→ Directions: What lines in the records below contain the string "comments"? Copy every one.

=== Data extract ===

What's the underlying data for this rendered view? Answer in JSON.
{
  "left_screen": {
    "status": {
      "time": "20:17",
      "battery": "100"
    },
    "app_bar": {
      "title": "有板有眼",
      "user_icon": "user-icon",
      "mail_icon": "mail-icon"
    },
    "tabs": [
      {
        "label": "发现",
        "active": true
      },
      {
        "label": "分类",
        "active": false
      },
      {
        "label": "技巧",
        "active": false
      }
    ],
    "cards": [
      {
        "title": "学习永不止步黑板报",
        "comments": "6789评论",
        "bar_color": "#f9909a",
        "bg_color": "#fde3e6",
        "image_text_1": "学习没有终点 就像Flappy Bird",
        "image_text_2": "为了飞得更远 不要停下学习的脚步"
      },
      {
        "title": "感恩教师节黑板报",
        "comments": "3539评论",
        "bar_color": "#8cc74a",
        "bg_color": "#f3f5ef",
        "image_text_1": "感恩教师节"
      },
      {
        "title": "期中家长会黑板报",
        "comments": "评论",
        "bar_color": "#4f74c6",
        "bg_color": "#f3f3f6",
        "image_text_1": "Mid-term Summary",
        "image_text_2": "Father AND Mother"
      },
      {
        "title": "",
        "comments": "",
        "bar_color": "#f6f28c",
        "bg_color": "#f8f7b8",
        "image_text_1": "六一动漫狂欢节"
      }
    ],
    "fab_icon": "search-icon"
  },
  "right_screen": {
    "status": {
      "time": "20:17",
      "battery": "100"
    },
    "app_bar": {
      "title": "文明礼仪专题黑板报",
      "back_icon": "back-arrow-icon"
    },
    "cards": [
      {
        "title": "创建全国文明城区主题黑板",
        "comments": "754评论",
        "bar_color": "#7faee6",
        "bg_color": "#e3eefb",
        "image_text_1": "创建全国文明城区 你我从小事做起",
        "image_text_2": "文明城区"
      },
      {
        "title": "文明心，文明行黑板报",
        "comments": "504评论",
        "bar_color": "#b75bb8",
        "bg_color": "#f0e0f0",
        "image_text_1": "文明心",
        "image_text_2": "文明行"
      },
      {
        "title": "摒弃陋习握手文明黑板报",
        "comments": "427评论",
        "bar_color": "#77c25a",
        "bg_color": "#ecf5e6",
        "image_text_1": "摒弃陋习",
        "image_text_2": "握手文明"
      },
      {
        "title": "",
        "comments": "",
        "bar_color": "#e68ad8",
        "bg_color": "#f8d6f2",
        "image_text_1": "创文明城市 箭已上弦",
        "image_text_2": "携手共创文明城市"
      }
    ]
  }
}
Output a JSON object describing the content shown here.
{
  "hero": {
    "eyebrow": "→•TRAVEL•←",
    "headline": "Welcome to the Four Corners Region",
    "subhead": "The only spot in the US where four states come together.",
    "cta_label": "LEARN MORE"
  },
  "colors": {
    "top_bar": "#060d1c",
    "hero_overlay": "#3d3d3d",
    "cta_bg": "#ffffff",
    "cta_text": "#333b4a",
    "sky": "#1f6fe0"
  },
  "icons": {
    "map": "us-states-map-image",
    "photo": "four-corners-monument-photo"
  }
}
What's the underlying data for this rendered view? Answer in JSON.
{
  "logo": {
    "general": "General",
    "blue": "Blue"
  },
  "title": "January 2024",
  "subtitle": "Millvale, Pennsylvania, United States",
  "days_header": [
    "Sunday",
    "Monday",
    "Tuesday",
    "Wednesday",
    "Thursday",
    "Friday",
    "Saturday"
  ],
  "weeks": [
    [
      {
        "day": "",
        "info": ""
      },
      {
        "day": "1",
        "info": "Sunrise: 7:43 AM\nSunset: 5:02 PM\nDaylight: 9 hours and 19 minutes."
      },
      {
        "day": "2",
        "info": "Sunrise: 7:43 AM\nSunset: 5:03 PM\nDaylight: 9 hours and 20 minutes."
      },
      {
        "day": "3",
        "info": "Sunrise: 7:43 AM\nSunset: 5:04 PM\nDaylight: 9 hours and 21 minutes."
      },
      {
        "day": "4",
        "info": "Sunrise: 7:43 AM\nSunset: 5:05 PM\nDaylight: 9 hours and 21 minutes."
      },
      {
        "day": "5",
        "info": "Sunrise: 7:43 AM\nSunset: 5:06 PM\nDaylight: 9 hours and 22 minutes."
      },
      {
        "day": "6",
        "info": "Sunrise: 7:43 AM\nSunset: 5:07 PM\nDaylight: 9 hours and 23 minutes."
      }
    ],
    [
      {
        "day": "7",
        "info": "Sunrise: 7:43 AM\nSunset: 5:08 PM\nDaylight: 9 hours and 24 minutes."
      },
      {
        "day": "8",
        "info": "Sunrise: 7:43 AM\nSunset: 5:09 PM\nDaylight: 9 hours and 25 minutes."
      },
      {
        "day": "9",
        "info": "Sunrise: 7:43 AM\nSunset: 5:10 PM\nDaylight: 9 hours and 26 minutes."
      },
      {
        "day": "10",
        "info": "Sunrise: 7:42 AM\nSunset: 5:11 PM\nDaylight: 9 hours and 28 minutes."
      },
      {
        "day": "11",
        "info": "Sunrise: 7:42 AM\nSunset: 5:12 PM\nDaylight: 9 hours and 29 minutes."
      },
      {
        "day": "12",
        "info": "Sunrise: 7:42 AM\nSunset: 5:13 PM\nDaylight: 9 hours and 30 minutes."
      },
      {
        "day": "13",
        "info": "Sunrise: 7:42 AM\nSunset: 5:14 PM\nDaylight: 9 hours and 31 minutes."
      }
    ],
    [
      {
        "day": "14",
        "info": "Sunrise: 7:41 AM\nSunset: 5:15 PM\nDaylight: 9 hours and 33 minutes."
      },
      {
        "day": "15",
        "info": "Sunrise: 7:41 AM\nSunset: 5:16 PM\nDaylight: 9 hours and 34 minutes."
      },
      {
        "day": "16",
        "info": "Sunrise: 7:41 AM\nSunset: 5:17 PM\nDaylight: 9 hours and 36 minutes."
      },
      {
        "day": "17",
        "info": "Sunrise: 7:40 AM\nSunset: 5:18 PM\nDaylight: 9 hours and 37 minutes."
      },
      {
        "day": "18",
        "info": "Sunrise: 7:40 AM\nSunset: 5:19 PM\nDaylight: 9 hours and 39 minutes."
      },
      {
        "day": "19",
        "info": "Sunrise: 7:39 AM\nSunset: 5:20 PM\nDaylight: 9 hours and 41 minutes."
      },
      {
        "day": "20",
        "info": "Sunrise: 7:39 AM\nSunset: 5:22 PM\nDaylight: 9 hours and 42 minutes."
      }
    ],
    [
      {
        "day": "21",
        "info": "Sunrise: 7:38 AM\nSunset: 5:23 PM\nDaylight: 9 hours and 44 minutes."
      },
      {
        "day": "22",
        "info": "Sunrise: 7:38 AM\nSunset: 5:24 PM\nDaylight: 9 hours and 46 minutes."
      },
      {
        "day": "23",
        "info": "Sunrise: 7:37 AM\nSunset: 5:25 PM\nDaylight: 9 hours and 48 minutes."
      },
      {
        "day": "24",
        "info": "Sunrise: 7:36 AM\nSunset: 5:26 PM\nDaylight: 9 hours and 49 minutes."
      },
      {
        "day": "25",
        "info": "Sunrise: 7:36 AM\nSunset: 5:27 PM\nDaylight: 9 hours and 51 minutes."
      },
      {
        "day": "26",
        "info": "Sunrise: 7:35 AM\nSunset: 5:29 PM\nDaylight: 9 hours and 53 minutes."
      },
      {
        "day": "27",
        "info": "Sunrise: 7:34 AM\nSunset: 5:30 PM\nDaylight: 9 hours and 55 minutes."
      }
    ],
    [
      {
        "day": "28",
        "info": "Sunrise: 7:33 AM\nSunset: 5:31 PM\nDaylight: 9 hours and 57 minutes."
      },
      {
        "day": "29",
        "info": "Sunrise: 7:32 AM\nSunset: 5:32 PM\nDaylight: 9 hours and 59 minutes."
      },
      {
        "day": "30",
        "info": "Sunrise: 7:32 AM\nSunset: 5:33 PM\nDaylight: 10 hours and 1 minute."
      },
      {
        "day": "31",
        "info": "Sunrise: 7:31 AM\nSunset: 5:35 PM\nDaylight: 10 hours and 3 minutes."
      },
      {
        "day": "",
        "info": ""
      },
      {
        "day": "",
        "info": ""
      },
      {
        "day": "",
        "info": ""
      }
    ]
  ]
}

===

→ Exercise result:
        "comments": "6789评论",
        "comments": "3539评论",
        "comments": "评论",
        "comments": "",
        "comments": "754评论",
        "comments": "504评论",
        "comments": "427评论",
        "comments": "",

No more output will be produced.